MESA, Ariz. - Shawon Dunston Jr. wore a white No. 90 jersey with nothing across the back, no famous last name.
He had no idea he'd be exchanging lineup cards when he was called over on Monday from minor-league camp. Cubs manager Dale Sveum and bench coach Jamie Quirk told him: You're going to see your dad.
Shawon - the San Francisco Giants coach, the Brooklyn kid the Cubs picked No. 1 overall in the 1982 draft - walked out to home plate and hugged his son twice. Shawon Jr.'s mother and sister were among the 13,374 fans inside HoHoKam Stadium watching the family reunion.
"Pretty fun, pretty surreal," Shawon Jr. said. "This was a dream when I was a little kid, trying to be in the big leagues. I got a taste of it today and hopefully I'm here pretty soon."
Shawon was seen wiping away tears after hugging his son again after the Giants beat the Cubs 9-3. He later struggled for words, telling the San Francisco writers "I'm very proud" before pausing a moment and running back onto the team bus. The pictures said everything.
Shawon Jr., 20, didn't get a scouting report from his dad before facing Sergio Romo in the ninth inning. He worked a full count against the World Series hero and singled through the hole at shortstop.

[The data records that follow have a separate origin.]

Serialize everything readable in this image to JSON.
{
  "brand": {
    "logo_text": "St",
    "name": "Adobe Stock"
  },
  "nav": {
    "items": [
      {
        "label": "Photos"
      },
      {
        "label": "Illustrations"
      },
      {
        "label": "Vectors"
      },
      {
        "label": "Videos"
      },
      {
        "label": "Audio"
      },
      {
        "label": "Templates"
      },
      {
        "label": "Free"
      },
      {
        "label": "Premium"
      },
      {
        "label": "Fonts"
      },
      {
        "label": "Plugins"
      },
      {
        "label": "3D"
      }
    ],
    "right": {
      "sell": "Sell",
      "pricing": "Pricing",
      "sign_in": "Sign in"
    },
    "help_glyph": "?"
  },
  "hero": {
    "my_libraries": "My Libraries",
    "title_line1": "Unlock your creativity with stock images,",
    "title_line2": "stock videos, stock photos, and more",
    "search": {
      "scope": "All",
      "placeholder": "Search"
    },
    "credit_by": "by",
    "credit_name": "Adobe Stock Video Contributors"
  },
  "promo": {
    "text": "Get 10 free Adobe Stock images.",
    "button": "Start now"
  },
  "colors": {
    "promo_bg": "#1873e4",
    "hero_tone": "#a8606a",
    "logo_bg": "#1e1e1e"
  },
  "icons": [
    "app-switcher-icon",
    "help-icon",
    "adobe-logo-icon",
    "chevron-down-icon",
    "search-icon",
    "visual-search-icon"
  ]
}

"I knew what he had, because I'm a big Giants fan," Shawon Jr. said. "I'm not going to sit here and be secret about it. I'm from the Bay Area, so I watch him all the time and I know the whole team. It was pretty nice facing him."
Shawon Jr. became part of the $12 million draft class that former general manager Jim Hendry signed in August 2011 after he already knew he was fired.
Hendry negotiated directly with Wayne Gretzky and signed The Great One's son Trevor to an above-slot deal - $375,000 for the seventh-round pick - one of several risks taken in the final draft before a new collective bargaining agreement would severely limit spending on amateur talent.
With a scholarship to Vanderbilt University, Shawon Jr. wasn't going to be easy to sign. He was still disappointed to fall to the 11th round and enrolled in summer school. Hendry closed the deal with a $1.275 million bonus for a centerfielder his staff had graded as a first-round talent.
"School's not going anywhere," Shawon Jr. said. "But like my parents said: If you want to start something, live a dream, play in the big leagues...go ahead and do it."
Shawon Jr. split last season between Class-A Boise and the rookie league team in Mesa and hears his father's voice all the time.
"Right now you're playing with men," Shawon Jr. said. "It's not a little boy's game anymore. You're playing for something now."